To lease and to lease out are essentially interchangeable in this context, since the sentence specifies both parties to the lease arrangement.
To lease simply means that one is in a leasing contract; it does not indicate whether one is the tenant or the landlord.
To lease out indicates that the speaker is the landlord. So...
We lease the land
...is an incomplete statement. It could be read that 'we' rent the land from someone else - indeed, that would be the plainest reading.
We lease out the land OR We lease the land out
Both of these are complete. They indicate that 'we' are the owner of the land, and we allow someone else to use it according to a contract.
We lease the land to the Forestry Commission
This is complete. It indicates that 'we' own the land, and the Forestry Commission are the tenants.

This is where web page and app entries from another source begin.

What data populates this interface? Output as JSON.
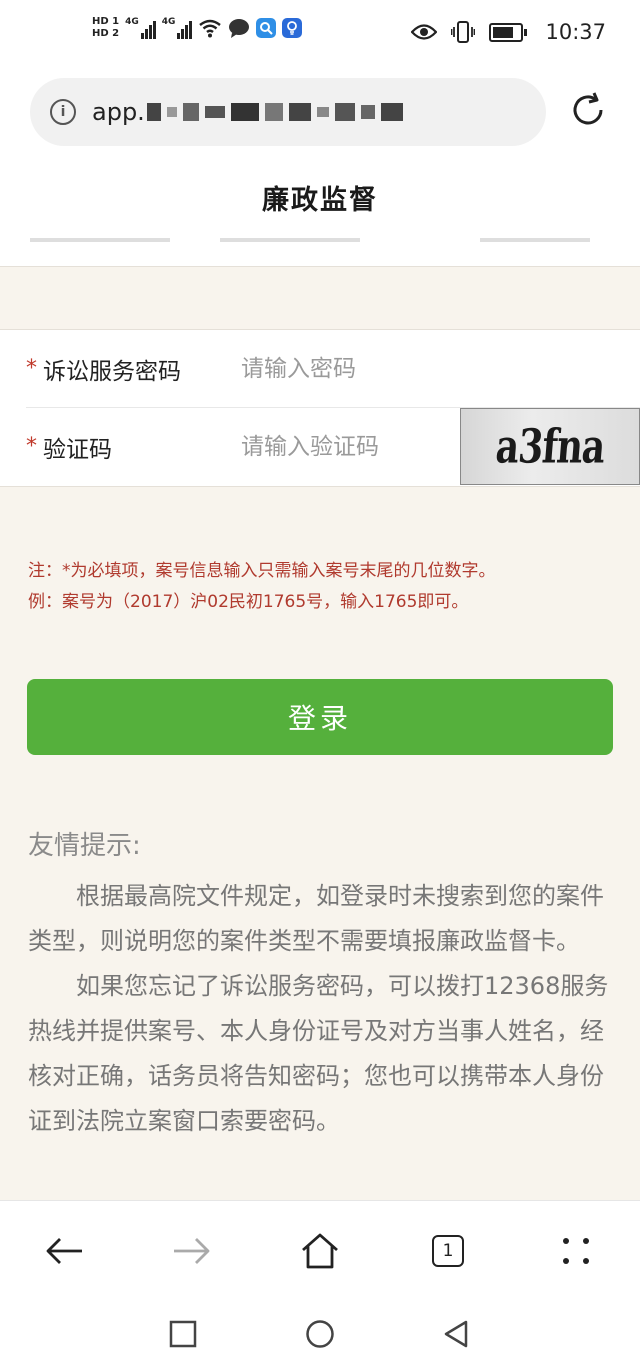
{
  "status_bar": {
    "hd1": "HD 1",
    "hd2": "HD 2",
    "network1": "4G",
    "network2": "4G",
    "icons": [
      "wifi-icon",
      "message-icon",
      "search-app-icon",
      "bulb-app-icon",
      "eye-icon",
      "vibrate-icon",
      "battery-icon"
    ],
    "time": "10:37"
  },
  "address_bar": {
    "url_prefix": "app."
  },
  "page": {
    "title": "廉政监督"
  },
  "form": {
    "password_label": "诉讼服务密码",
    "password_placeholder": "请输入密码",
    "captcha_label": "验证码",
    "captcha_placeholder": "请输入验证码",
    "captcha_text": "a3fna",
    "required_mark": "*"
  },
  "note": {
    "line1": "注：*为必填项，案号信息输入只需输入案号末尾的几位数字。",
    "line2": "例：案号为（2017）沪02民初1765号，输入1765即可。"
  },
  "login": {
    "label": "登录",
    "color": "#55b03c"
  },
  "tips": {
    "title": "友情提示:",
    "paragraph1": "根据最高院文件规定，如登录时未搜索到您的案件类型，则说明您的案件类型不需要填报廉政监督卡。",
    "paragraph2": "如果您忘记了诉讼服务密码，可以拨打12368服务热线并提供案号、本人身份证号及对方当事人姓名，经核对正确，话务员将告知密码；您也可以携带本人身份证到法院立案窗口索要密码。"
  },
  "browser_nav": {
    "tab_count": "1"
  }
}
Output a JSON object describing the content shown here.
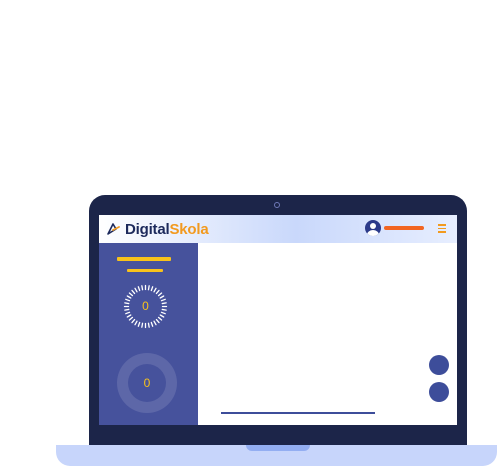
{
  "app": {
    "logo_part1": "Digital",
    "logo_part2": "Skola"
  },
  "colors": {
    "brand_navy": "#1d2a5c",
    "brand_orange": "#f29a1f",
    "sidebar": "#46529c",
    "accent_yellow": "#f7c21b",
    "user_bar": "#f26522"
  },
  "icons": {
    "logo": "pen-nib-icon",
    "user": "user-avatar-icon",
    "menu": "hamburger-menu-icon"
  },
  "sidebar": {
    "dial_value": "0",
    "ring_value": "0"
  }
}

In your example sentence the "out" is redundant, but not incorrect. Since it also specifies the direction of the lease - from the speaker to the Forestry Commission - it is not strictly necessary to include out. While it's not necessary, it's not incorrect, either. This means that both sentences are effectively identical in meaning.